When the ancient Polynesians invented surfing, they often used a paddle to help them navigate. Fast-forward a few millennia, and Stand-Up Paddleboarding, or SUP, finds itself trendy again. Part of its increasing popularity is that standing upright allows surfers to spot waves more easily and thus catch more of them, multiplying the fun factor. Paddling back to the wave becomes less of a strain as well. The ability to cruise along on flat inland water, surveying the sights, is another advantage. Finally, its a good core workout. If youre sold on the idea, schedule an intro SUP lesson, free with board and paddle rental, and you may find yourself riding the waves like a Polynesian king.More
In the past 30 years, light artists have reimagined an art form that has always had the ability to turn the night sky, or a simple window, into luminescence. Last fall, the Yerba Buena Center for the Arts turned its southern glass wall into a parade of sound-sensing lights, Lightswarm, that changes with the movements of nearby people and things.
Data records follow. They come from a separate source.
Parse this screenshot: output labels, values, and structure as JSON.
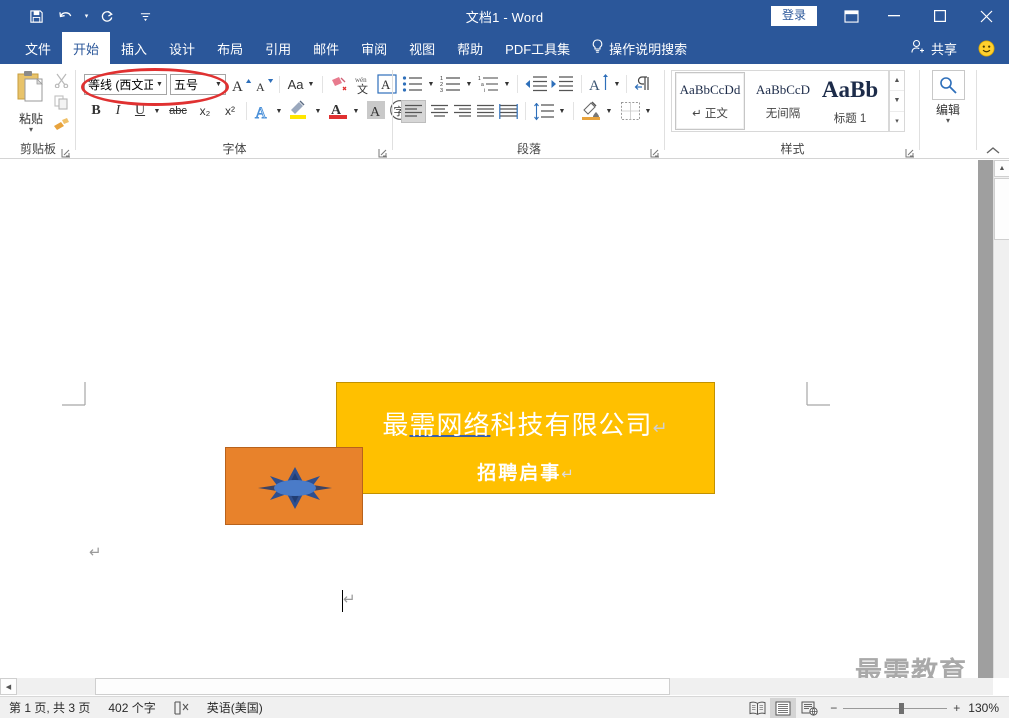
{
  "titlebar": {
    "title": "文档1  -  Word",
    "quick_access": [
      {
        "name": "save-icon",
        "label": "保存"
      },
      {
        "name": "undo-icon",
        "label": "撤消"
      },
      {
        "name": "redo-icon",
        "label": "恢复"
      },
      {
        "name": "customize-qat-icon",
        "label": "自定义快速访问工具栏"
      }
    ],
    "signin_label": "登录",
    "ribbon_display_label": "功能区显示选项",
    "minimize_label": "最小化",
    "maximize_label": "最大化",
    "close_label": "关闭"
  },
  "tabs": [
    {
      "label": "文件",
      "active": false
    },
    {
      "label": "开始",
      "active": true
    },
    {
      "label": "插入",
      "active": false
    },
    {
      "label": "设计",
      "active": false
    },
    {
      "label": "布局",
      "active": false
    },
    {
      "label": "引用",
      "active": false
    },
    {
      "label": "邮件",
      "active": false
    },
    {
      "label": "审阅",
      "active": false
    },
    {
      "label": "视图",
      "active": false
    },
    {
      "label": "帮助",
      "active": false
    },
    {
      "label": "PDF工具集",
      "active": false
    }
  ],
  "tellme": {
    "label": "操作说明搜索",
    "icon": "lightbulb-icon"
  },
  "share": {
    "label": "共享",
    "icon": "person-add-icon"
  },
  "ribbon": {
    "clipboard": {
      "group_label": "剪贴板",
      "paste_label": "粘贴",
      "cut_label": "剪切",
      "copy_label": "复制",
      "format_painter_label": "格式刷"
    },
    "font": {
      "group_label": "字体",
      "font_name": "等线 (西文正)",
      "font_size": "五号",
      "grow_font_label": "增大字号",
      "shrink_font_label": "减小字号",
      "change_case_label": "Aa",
      "phonetic_label": "拼音指南",
      "char_border_label": "字符边框",
      "clear_format_label": "清除所有格式",
      "bold_label": "B",
      "italic_label": "I",
      "underline_label": "U",
      "strikethrough_label": "abc",
      "subscript_label": "x₂",
      "superscript_label": "x²",
      "text_effects_label": "文本效果和版式",
      "highlight_label": "以不同颜色突出显示文本",
      "font_color_label": "字体颜色",
      "char_shading_label": "字符底纹",
      "enclose_char_label": "带圈字符"
    },
    "paragraph": {
      "group_label": "段落",
      "bullets_label": "项目符号",
      "numbering_label": "编号",
      "multilevel_label": "多级列表",
      "decrease_indent_label": "减少缩进量",
      "increase_indent_label": "增加缩进量",
      "sort_label": "排序",
      "show_marks_label": "显示/隐藏编辑标记",
      "align_left_label": "左对齐",
      "align_center_label": "居中",
      "align_right_label": "右对齐",
      "justify_label": "两端对齐",
      "distribute_label": "分散对齐",
      "line_spacing_label": "行和段落间距",
      "shading_label": "底纹",
      "borders_label": "边框"
    },
    "styles": {
      "group_label": "样式",
      "items": [
        {
          "preview": "AaBbCcDd",
          "name": "正文",
          "selected": true,
          "prefix": "↵"
        },
        {
          "preview": "AaBbCcD",
          "name": "无间隔",
          "selected": false,
          "prefix": ""
        },
        {
          "preview": "AaBb",
          "name": "标题 1",
          "selected": false,
          "prefix": ""
        }
      ],
      "scroll_up_label": "上一行",
      "scroll_down_label": "下一行",
      "more_label": "其他"
    },
    "editing": {
      "group_label": "编辑",
      "find_label": "编辑",
      "find_icon": "magnifier-icon"
    },
    "collapse_label": "折叠功能区"
  },
  "document": {
    "yellow_box": {
      "text_before": "最",
      "text_underlined": "需网络",
      "text_after": "科技有限公司",
      "return_mark": "↵",
      "subtitle": "招聘启事",
      "subtitle_return": "↵",
      "fill_color": "#ffc000",
      "border_color": "#c29100",
      "text_color": "#ffffff"
    },
    "orange_box": {
      "fill_color": "#e8822b",
      "border_color": "#b8621c",
      "shape_name": "6-point-star-shape",
      "shape_color": "#3b5ea8"
    },
    "paragraph_marks": [
      "↵",
      "↵"
    ],
    "watermark": "最需教育"
  },
  "statusbar": {
    "page_info": "第 1 页, 共 3 页",
    "word_count": "402 个字",
    "proofing_icon": "proofing-errors-icon",
    "language": "英语(美国)",
    "views": [
      {
        "name": "read-mode-icon",
        "label": "阅读视图",
        "active": false
      },
      {
        "name": "print-layout-icon",
        "label": "页面视图",
        "active": true
      },
      {
        "name": "web-layout-icon",
        "label": "Web 版式视图",
        "active": false
      }
    ],
    "zoom_out_label": "−",
    "zoom_in_label": "+",
    "zoom_level": "130%"
  }
}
Future Cities Lab, the San Francisco design company behind Lightswarm, has originated another notable light sculpture. Located by the YBCA's steps at 701 Mission, Murmur Wall will light up in arresting ways as it incorporates local trending search engine results and social media postings. Onlookers can offer their own contributions, which will feed into the Murmur Wall's data stream and light up the sculpture. What's trending in San Francisco? If you're walking by the YBCA, you can see firsthand — at least through light patterns that reflect the city's volatile internet habits.
Murmur Wall debuts Thursday at 6 p.m. and continues through May 31, 2017, at Yerba Buena Center for the Arts, 701 Mission St., S.F. Free; 415-978-2700 or ybca.org. More
The Tenderloin was set to lose another irreplaceable when the Ha-Ra Club — a low-ceilinged dive of the slummiest reputation, long fallen into neglect, but nevertheless beloved for strong pours, idiosyncratic bartenders, and a long history — was taken over by the crew who run Ace's and Dobbs Ferry.
We went to Rome once. One thing that blew our minds was the public art. Theres so much of it that some has been reclaimed by the needs of everyday life. You see people taking lunch on whats left of an ancient fountain or a big sculpture that anywhere else would be surrounded by those little laser-beam things that trip an alarm. Today, pretend youre in Rome with The Peace Keeper, an installation in a new outdoor parklet gallery thats all about reclamation. The installation itself reclaims a parking spot, and the material includes reclaimed wood, metal, plastic, vinyl, and other leftover bits of life that would otherwise take up space in a bad way. And you, dear reader, can reclaim the installation for yourself. Beanbag chairs occupy the center of the little deck. On one side are elevated planter boxes containing a small tree and other greenery. On the other is a small outhouse-looking structure that disappears into a hill of multicolored scraps arranged like shingles. Atop this hill are more planter boxes that hold flowers. This is the work of Erik Otto, who has been an artist in residence at Recologys garbage transfer station and also worked on the citys Art in Storefronts program. Its the first of numerous installations that will inhabit the space for nine months to a year each; a neighborhood jury will consider submissions and choose who will next reclaim the spot in the name of art.
Oct. 3-Aug. 31, 2011
Sub Pop recording artists 'clipping.' brought their brand of noise-driven experimental hip hop to the closing night of 2016's San Francisco Electronic Music Fest this past Sunday. The packed Brava Theater hosted an initially seated crowd that ended the night jumping and dancing against the front of the stage. The trio performed a set focused on their recently released Sci-Fi Horror concept album, 'Splendor & Misery', then delved into their dancier and more aggressive back catalogue, and recent single 'Wriggle'.
Opening performances included local experimental electronic duo 'Tujurikkuja' and computer music artist 'Madalyn Merkey.'"